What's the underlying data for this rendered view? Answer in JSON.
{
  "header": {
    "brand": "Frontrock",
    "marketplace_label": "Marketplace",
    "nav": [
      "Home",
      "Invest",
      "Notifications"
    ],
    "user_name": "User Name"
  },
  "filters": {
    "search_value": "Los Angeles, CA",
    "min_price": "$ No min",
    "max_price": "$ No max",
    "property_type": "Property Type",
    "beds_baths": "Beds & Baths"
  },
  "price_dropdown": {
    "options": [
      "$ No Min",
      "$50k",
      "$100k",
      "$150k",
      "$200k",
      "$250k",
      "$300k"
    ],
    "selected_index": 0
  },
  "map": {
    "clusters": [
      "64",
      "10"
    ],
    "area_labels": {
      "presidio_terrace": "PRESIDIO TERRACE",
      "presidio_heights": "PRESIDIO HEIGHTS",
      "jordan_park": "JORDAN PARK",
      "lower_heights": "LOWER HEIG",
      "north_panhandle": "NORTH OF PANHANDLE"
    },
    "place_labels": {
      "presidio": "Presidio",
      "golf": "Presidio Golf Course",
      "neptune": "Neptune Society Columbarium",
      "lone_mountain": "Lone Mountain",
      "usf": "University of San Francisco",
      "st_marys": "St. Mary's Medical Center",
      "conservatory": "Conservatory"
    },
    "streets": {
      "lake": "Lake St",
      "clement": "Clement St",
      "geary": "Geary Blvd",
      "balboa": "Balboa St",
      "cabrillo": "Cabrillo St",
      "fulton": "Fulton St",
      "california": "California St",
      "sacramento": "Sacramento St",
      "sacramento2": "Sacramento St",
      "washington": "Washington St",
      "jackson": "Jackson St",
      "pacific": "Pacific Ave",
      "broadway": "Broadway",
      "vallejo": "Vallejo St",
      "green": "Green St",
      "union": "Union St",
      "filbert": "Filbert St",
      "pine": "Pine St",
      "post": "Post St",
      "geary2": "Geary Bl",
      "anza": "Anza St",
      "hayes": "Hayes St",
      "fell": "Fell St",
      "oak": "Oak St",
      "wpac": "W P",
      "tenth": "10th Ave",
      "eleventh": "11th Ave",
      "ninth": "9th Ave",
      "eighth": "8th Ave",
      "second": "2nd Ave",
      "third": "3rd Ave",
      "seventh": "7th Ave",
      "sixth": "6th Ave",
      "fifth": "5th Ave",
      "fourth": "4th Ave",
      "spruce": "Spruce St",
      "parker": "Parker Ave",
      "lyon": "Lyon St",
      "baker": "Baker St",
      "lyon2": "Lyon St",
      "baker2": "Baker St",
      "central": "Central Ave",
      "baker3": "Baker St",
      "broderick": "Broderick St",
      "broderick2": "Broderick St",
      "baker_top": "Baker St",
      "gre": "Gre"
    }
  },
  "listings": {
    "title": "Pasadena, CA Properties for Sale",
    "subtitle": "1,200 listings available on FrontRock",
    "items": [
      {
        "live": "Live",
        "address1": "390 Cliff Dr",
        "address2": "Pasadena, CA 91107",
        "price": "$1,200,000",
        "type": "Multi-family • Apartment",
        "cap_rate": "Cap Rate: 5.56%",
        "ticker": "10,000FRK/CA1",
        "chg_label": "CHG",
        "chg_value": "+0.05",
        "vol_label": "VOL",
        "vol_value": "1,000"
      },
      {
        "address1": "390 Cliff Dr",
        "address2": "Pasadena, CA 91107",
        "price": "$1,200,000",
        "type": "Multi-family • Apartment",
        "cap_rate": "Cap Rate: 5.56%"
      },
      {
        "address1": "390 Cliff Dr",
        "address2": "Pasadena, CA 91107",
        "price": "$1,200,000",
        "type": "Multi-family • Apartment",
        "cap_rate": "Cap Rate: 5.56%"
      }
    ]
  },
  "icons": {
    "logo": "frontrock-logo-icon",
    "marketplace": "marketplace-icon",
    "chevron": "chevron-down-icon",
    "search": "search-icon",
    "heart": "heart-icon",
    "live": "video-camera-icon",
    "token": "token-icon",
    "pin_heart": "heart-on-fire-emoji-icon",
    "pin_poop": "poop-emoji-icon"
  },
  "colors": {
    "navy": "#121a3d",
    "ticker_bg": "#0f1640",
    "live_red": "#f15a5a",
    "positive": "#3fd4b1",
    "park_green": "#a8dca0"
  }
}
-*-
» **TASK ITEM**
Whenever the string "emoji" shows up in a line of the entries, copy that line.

» **PROBLEM SOLUTION**
    "pin_heart": "heart-on-fire-emoji-icon",
    "pin_poop": "poop-emoji-icon"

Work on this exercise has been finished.